 Image:   juttazeisset   at Pixabay 

Image: juttazeisset at Pixabay 

If you're a non-cealiac but subscribe to a gluten-free lifestyle, you'll likely have been subjected to a lot of flack from friends and family about how gluten has absolutely no affect on non-cealiacs despite your protestations that you feel a hundred times better once you're avoiding it. When we saw this week's gluten headlines such as "Scientists Prove What You Secretly Think About Your Gluten-Free Friends" (Policy Mic) our hearts sunk as we waited for the inevitable "I told you so" messages to roll in. But gluten-free friends, this is the perfect example of one of the most important messages The Holist has been trying to get across ... don't believe everything you read without digging a little deeper. In short, this study has not conclusively found that gluten has no-effect on all non-cealiacs, it is rather more complicated than that. In some places the same study has also been reported as proving a link between gluten and depression which is a totally different perspective. The great gluten free blog, Gluten Free Girl and The Chef has a pretty good explanation of why we should be sceptical of relying on any one study in isolation here. We are not trying to challenge the legitimacy of this study, but rather would argue that its specific findings (which relate to a small and very specific control group) be seen as another valuable piece in the puzzle of understanding the effects gluten has on our bodies.


Public Health England recently published the latest edition of the National Diet and Nutrition Survey, which found that between 2008 and 2012 the majority of Brits failed to meet any of the national guidelines on a healthy diet. Sarah Boseley from the Guardian sums up its depressing findings here. With statistics like these and growing recognition of the risk that the obesity epidemic proposes to global health, it's no surprise that Consumers International and the World Obesity Federation are calling on Governments to regulate food to be in the same way as tobaccocheck out the story here).

In other news, you may have seen that Tesco recently made the decision to remove sweets from the checkout of some of its smaller stores (they are already banned at larger stores). Tesco chief executive Philip Clarke acknowledged: "We all know how easy it is to be tempted by sugary snacks at the checkout, and we want to help our customers lead healthier lives". Check out the full story at the BBC here.
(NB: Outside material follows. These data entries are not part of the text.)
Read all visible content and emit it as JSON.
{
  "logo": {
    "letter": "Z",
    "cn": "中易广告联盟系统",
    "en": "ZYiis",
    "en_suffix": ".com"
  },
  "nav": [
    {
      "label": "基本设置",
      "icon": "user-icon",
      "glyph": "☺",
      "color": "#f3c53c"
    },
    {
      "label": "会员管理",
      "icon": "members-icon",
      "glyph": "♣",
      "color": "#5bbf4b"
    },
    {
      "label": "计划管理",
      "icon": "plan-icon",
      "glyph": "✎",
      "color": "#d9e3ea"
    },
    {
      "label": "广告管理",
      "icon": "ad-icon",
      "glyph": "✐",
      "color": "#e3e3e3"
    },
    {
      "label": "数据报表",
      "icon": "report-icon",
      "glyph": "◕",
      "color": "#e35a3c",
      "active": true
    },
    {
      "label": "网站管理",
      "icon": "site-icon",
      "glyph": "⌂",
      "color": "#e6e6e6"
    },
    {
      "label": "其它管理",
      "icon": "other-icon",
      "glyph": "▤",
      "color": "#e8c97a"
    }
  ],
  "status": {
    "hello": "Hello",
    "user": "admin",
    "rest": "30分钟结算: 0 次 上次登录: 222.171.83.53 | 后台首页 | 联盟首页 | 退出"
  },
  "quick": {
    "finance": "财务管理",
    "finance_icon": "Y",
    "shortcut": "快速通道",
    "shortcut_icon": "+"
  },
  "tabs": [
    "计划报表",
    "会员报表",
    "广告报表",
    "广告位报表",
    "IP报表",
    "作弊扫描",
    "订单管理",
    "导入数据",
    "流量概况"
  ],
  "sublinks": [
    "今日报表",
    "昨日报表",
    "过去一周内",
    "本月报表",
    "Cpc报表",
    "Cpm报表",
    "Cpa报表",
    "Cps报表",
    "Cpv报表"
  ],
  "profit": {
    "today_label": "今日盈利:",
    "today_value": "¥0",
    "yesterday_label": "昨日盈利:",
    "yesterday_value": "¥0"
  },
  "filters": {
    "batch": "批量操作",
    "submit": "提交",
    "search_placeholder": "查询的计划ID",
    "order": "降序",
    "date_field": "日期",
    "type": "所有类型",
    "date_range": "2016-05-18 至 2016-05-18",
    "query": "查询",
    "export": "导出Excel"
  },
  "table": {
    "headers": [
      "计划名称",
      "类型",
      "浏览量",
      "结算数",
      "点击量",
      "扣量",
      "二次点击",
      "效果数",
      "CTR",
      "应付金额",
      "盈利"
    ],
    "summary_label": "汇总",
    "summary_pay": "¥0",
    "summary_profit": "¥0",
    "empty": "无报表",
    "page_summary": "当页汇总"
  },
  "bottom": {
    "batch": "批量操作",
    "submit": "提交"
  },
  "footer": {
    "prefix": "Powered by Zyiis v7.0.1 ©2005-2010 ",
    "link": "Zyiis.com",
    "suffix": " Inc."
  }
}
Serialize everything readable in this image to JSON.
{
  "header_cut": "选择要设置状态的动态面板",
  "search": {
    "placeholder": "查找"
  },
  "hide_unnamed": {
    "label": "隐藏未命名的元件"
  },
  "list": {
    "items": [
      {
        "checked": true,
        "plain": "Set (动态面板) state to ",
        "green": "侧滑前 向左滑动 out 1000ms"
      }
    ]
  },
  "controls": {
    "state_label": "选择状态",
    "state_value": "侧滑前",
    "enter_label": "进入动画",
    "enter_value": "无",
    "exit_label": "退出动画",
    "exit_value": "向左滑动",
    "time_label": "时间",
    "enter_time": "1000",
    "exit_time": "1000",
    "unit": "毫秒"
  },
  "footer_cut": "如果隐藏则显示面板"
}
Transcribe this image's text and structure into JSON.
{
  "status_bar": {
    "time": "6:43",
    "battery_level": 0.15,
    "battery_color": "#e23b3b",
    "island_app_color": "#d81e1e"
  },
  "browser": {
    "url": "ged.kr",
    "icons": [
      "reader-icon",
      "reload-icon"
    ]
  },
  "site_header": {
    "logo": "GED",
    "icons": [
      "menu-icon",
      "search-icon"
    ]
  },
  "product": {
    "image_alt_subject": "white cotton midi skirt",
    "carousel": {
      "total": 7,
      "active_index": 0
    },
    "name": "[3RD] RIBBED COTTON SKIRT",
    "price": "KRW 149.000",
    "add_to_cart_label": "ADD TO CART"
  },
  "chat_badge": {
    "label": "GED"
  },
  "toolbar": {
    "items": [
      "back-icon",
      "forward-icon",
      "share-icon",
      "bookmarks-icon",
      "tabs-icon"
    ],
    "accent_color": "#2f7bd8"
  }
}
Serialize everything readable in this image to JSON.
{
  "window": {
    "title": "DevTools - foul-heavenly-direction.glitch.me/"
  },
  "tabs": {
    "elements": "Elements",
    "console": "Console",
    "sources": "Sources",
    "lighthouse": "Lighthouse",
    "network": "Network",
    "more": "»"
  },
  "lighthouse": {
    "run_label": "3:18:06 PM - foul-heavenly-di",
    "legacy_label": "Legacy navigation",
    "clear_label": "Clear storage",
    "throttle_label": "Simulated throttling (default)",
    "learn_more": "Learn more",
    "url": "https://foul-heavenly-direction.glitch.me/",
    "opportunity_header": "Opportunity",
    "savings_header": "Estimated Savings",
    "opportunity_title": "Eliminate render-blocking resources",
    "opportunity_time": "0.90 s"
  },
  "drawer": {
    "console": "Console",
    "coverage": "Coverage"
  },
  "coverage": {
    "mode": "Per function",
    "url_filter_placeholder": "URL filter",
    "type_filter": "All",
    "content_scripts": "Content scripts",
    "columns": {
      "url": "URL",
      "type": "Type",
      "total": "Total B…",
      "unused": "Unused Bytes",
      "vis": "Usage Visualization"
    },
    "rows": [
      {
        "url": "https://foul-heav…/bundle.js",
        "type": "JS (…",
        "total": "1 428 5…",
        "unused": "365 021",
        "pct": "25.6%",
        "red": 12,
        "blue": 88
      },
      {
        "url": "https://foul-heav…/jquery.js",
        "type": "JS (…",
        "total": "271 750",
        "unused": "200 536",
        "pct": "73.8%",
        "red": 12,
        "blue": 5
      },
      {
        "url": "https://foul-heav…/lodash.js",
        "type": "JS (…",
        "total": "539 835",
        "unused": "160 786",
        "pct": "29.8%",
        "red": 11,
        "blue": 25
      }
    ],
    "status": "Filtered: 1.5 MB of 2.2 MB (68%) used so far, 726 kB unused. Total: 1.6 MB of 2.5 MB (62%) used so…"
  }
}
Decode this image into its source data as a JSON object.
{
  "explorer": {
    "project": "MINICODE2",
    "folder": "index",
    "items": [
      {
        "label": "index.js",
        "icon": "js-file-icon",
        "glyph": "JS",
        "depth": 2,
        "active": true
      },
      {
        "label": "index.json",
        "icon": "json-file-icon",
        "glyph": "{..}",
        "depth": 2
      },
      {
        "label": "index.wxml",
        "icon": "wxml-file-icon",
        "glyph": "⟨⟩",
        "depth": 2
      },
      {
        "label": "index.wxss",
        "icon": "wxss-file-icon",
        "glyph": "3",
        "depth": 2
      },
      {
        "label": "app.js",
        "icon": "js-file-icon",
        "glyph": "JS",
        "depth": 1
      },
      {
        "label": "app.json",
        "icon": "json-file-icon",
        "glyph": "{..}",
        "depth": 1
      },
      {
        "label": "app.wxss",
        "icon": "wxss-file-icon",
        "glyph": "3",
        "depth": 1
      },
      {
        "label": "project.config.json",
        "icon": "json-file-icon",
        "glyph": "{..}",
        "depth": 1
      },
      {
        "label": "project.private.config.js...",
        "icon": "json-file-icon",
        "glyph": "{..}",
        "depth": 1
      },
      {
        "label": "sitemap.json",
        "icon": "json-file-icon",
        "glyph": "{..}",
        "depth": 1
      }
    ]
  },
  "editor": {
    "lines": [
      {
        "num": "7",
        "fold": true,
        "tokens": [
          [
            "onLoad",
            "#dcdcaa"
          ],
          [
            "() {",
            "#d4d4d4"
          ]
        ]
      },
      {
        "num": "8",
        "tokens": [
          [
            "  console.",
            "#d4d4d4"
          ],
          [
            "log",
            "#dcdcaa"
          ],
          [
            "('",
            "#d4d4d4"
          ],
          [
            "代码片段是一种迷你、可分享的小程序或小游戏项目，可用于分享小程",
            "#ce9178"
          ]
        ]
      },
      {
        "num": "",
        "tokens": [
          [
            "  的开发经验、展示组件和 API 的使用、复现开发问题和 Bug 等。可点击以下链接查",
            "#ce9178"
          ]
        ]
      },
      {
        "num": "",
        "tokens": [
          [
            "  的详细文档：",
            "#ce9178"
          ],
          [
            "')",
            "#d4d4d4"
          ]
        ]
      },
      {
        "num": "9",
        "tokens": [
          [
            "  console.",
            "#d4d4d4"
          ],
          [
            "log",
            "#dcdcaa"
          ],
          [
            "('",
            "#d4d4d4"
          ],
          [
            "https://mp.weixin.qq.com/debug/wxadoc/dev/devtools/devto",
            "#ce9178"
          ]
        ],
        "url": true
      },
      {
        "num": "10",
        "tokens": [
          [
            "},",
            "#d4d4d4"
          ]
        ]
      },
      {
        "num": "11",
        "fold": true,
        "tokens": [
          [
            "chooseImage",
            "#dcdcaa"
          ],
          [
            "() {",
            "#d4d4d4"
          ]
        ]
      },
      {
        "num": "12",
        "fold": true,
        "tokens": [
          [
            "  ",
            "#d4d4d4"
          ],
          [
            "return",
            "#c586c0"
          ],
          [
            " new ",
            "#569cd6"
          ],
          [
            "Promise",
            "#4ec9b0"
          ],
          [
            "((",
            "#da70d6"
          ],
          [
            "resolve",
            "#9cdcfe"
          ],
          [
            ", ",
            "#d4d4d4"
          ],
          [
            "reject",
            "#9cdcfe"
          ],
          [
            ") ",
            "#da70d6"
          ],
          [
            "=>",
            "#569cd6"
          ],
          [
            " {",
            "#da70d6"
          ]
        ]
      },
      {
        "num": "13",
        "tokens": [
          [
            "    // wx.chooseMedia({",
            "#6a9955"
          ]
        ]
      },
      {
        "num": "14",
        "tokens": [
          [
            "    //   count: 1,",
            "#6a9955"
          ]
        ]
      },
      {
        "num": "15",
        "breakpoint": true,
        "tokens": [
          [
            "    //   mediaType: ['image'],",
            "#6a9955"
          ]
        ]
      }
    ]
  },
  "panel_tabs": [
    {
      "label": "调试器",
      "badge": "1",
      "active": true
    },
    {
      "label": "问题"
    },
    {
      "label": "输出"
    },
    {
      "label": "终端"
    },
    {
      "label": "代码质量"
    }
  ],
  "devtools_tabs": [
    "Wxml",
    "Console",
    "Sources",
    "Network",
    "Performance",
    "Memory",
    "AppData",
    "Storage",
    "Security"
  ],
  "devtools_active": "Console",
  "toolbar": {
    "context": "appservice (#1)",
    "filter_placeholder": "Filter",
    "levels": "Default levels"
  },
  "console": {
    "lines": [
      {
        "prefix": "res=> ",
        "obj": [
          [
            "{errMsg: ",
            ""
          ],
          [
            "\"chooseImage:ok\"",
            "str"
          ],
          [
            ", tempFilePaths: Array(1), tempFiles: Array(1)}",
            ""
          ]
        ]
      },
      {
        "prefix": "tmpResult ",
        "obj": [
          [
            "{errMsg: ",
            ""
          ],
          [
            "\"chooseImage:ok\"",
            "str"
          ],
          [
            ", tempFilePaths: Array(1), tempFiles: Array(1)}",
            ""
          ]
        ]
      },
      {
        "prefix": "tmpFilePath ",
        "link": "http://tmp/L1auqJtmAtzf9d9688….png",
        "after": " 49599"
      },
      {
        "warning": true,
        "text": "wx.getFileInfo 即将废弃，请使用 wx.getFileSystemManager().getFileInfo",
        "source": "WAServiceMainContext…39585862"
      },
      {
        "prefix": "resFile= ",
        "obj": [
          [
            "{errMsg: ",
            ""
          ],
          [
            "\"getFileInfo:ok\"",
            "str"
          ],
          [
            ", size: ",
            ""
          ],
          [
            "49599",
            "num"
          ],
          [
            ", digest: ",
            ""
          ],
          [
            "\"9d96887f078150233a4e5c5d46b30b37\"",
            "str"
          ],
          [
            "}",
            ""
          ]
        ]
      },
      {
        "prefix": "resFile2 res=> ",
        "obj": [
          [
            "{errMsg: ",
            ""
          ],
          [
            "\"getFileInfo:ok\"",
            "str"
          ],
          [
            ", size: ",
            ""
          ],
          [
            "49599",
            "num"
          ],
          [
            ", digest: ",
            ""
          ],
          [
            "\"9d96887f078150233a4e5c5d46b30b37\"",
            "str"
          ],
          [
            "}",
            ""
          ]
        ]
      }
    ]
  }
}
But over at The Guardian, Owen Jones doesn't think it's enough and puts forward a compelling lament, very close to our hearts as to why public health and media advice needs to be better presented and clarified. 


 Image: National Cancer Institute 

Image: National Cancer Institute 

The Environmental Working Group ("EWG") an American NGO specialising in food and agriculture advocacy, have released the 2014 version of their 'Dirty Dozen' and 'Clean Fifteen' rankings of the best and worst fruits and veggies for contamination by pesticide and other nasties. We understand that not everyone can afford to buy organic all the time, but this list helps you prioritise which items you really should try and buy organic, and those you can skip if budget is an issue. Still stuck? Check out our "Guide to Buying Organic". Read the EWG's full report and lists here. If you still aren't sold on the way in which the toxins in our everyday environment can harm our health then check out this article from The Atlantic on the most dangerous nasties hiding in our homes.


 Image: Instagram - Whole Foods Market

Image: Instagram - Whole Foods Market

We love WF as much as the next healthy foodie but there's no doubt about it, it is pricey! Are we right to hope that prices may be coming down? Harvard Business Review seems to think so, according to this blog article.


 Image; Hans at Pixabay

Image; Hans at Pixabay

We've been preaching the benefits of good fats for a while now so we were interested to see the recent publication of research which found that combo of leafy greens or veggies and olive oil produces valuable nitro fatty acids which lower blood pressure. Read the full story over at the BBC here. That said, as this week's edition of Weekly Wellness has hopefully proven, science in these areas is constantly changing and it's dangerous to buy into anyone study wholesale without looking at the bigger picture. We thought Joanna Blythman's commentary on this study over at The Guardian was pretty spot on in many ways!